Dan Roam has written an interesting book on visual thinking. I had posted a video on some of his thinking on this blog. I read Dan’s book on the plane as I flew from Seattle to Virginia Beach. This is an initial impression of his book. There will be more postings to come.

The book starts off by showing how to draw simple diagrams to illustrate ideas and points. The concept is very elegant and SIMPLE. Remember: simplicity = beauty. Half way into the book, Dan presents an MBA-like case study by applying his virutal thinking concepts to “real life” situation. This is where things start to go awry. His simple (and beautiful) diagrams in the case study evolve into some hand sketched diagrams that look like some organization charts from the federal government. And we all know how bad that can look. His diagrams are worse than those awful PowerPoint slides we see in Coca Cola’s presentation.

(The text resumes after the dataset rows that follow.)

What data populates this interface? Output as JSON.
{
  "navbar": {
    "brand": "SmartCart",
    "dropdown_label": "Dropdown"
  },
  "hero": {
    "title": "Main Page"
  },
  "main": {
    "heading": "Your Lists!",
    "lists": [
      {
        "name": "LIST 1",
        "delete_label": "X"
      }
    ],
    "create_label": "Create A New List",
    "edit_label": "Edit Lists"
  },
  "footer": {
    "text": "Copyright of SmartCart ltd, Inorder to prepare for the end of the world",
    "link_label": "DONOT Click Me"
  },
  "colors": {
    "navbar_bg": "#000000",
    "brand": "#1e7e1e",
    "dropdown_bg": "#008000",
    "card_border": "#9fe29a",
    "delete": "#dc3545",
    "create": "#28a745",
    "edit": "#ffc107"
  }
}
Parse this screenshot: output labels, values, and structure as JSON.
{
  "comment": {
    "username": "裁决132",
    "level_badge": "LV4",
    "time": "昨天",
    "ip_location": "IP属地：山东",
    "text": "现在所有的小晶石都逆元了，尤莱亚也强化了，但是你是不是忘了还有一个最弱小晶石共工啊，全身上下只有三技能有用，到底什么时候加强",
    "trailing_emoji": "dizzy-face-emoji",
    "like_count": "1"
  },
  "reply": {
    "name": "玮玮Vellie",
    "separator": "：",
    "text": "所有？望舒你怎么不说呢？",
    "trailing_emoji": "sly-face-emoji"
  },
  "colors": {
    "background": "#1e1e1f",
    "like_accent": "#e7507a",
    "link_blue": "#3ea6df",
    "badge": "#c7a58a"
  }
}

So instead of a bunch of PowerPoint bullet points, he ends up with a bunch of diagrams. When I get back to my office, I will scan a few examples of his virtual thinking diagrams and post them here.

One of my readers complained that I mixed typed text with hand sketches in my virtual thinking sldies. To go along this line of thinking, Dan should have written his entire book by hand. By the way, some of his sketches are so small that you almost have to have a magnifying glass to read. This is due to the fact that the fonts are small and the book measures about 4 by 4 inches instead of the usual size.

My take of this book? It is a mixture of simple elegance and awful clusters of almost unreadable diagrams. More later. Any comments from anyone? 

If people are turned off by clusters of bullet points (and they are), why would it be different with clusters of diagrams?

The problem started many years ago …..

Company executives started replacing reports with PowerPoint presentations (loaded with bullet points) over 15 years ago. The executives would speak at length on each bullet points. That was fine albeit half the audience would be in a coma.

The REAL problem came when the PowerPoint slides were passed on down to the lower level staff for implementation. There were no backup documentations. No detailed analysis. Nada. These lower level people never attended the executive meeting and never heard the presentation. All they had was a bunch of bullet points and that’s where everything started to go wrong: misunderstanding, misinterpretation, miscommunication, hallucination….etc.

Millions of dollars of mistakes have been made because of this problem.